ISTANBUL (Reuters) – Turkish drones have started operating in northern Syria where Washington and Ankara have agreed to create a safe zone, Turkey’s Defence Ministry said on Wednesday.
Turkey and the United States agreed last week to set up a joint operations centre regarding the safe zone to be established in northern Syria. No agreement has been announced on key details such as the size of the zone and the command structure of joint patrols that would be conducted there.
A six-person U.S. delegation arrived in the southern Turkish province of Sanliurfa on Monday to work on the establishment of the operations centre.
The Defence Ministry said in a statement on Wednesday that work was continuing to make the joint operations centre in Sanliurfa operational.
It added that Turkish drones had started carrying out work in the area where the safe zone will be created, but did not provide further information on the drones’ operations.
Washington and Ankara have been at odds over plans for northeastern Syria, where U.S. allies on the ground in the battle against Islamic State include the Kurdish YPG militia, which Turkey considers an enemy and a terrorist group.
The allies have been discussing a safe zone near the Turkish frontier that would be kept free of combatants and heavy weapons, but Turkey wants it to extend more than twice as far into Syrian territory as the United States has proposed.

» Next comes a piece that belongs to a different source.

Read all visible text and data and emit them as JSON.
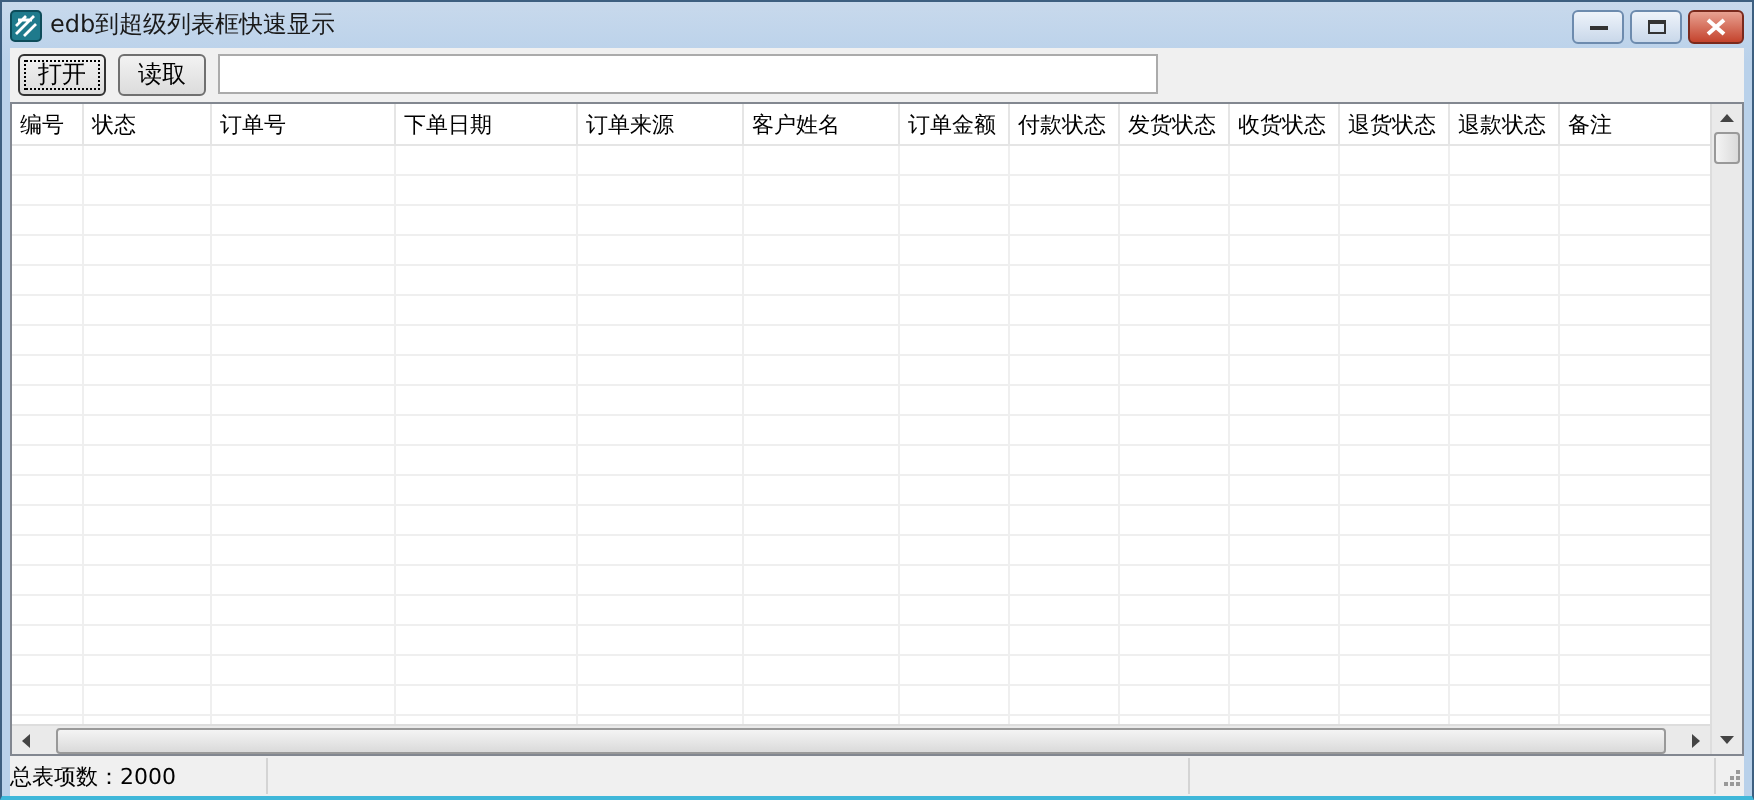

Turkey has suggested it will act militarily if the United States fails to agree a solution that will safeguard the border.

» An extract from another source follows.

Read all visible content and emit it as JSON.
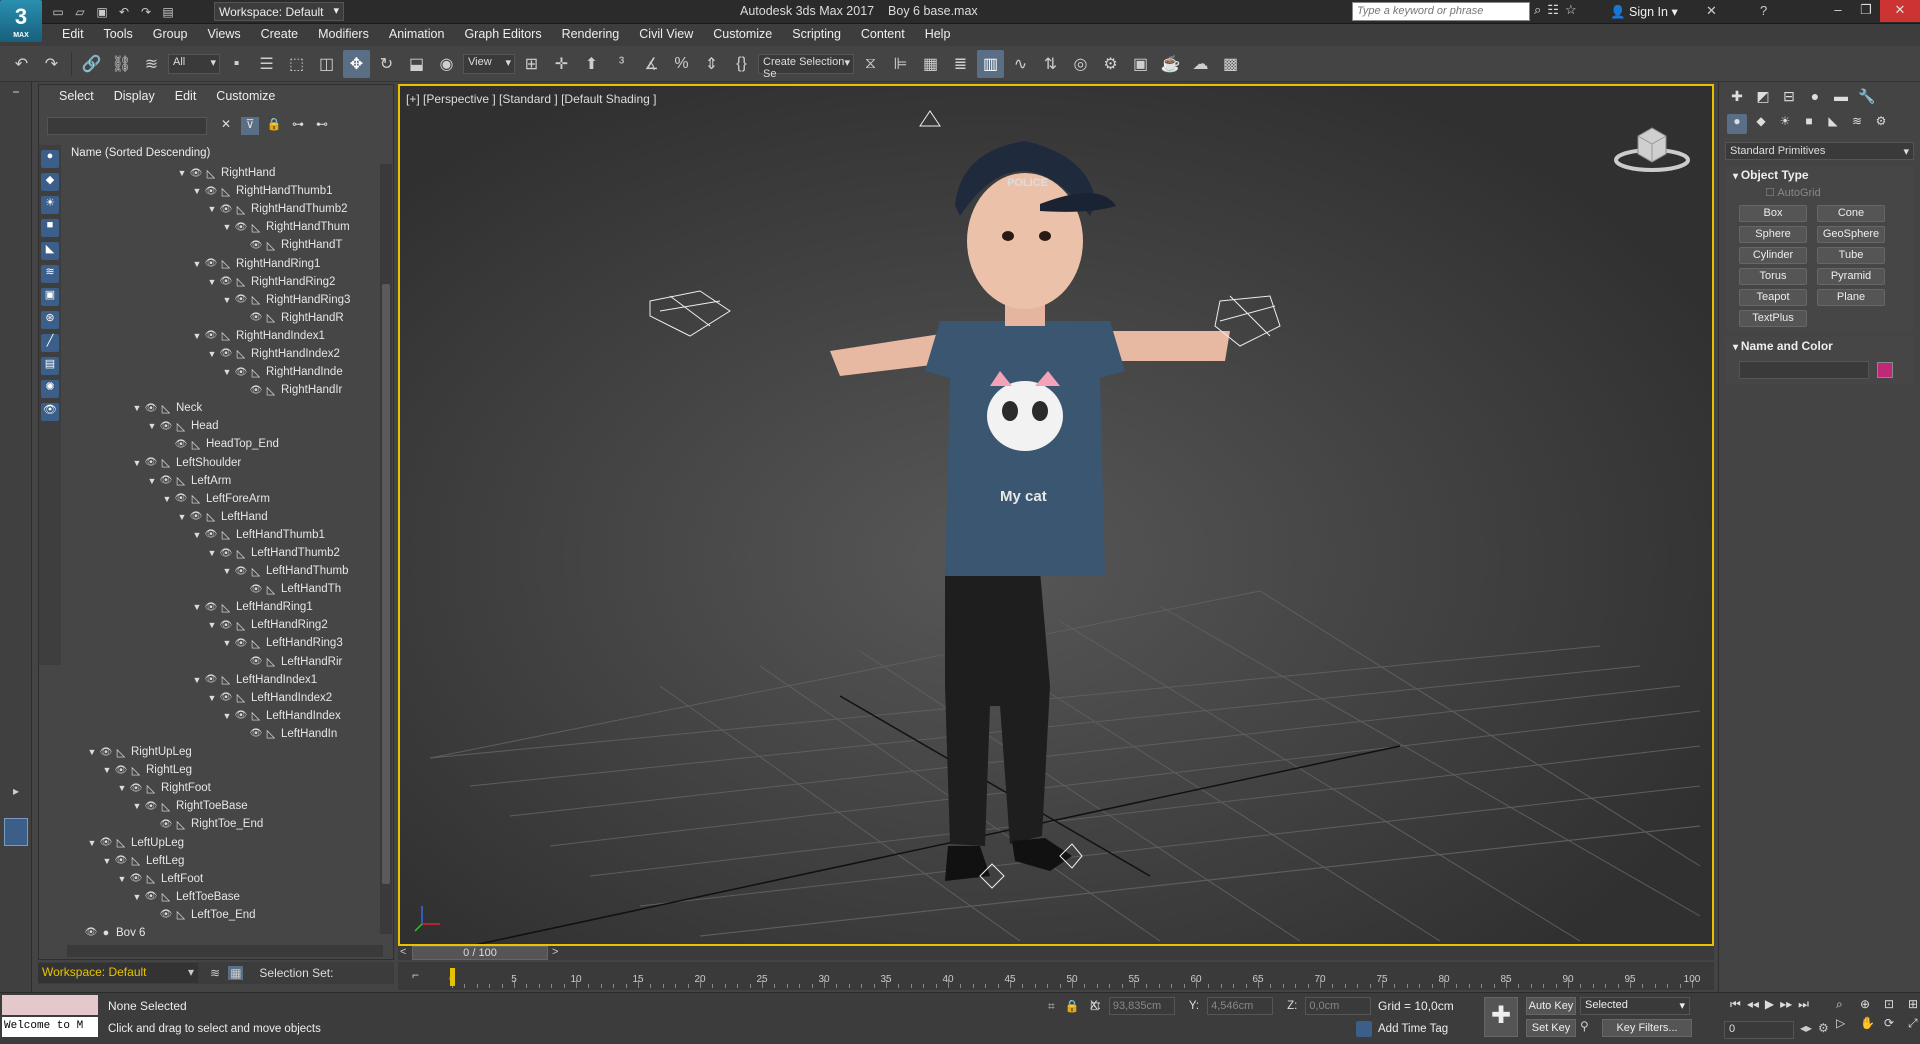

Turkey says the YPG is an extension in Syria of the Kurdistan Workers Party (PKK), which has waged an insurgency against the Turkish state since the 1980s.
Washington and Ankara are also at odds over other issues, including Turkey’s purchase of the Russian S-400 missile defence system, as well as the trial of local U.S. consulate employees in Turkey on terrorism charges.
(Reporting by Ali Kucukgocmen and Ece Toksabay; Editing by Gareth Jones)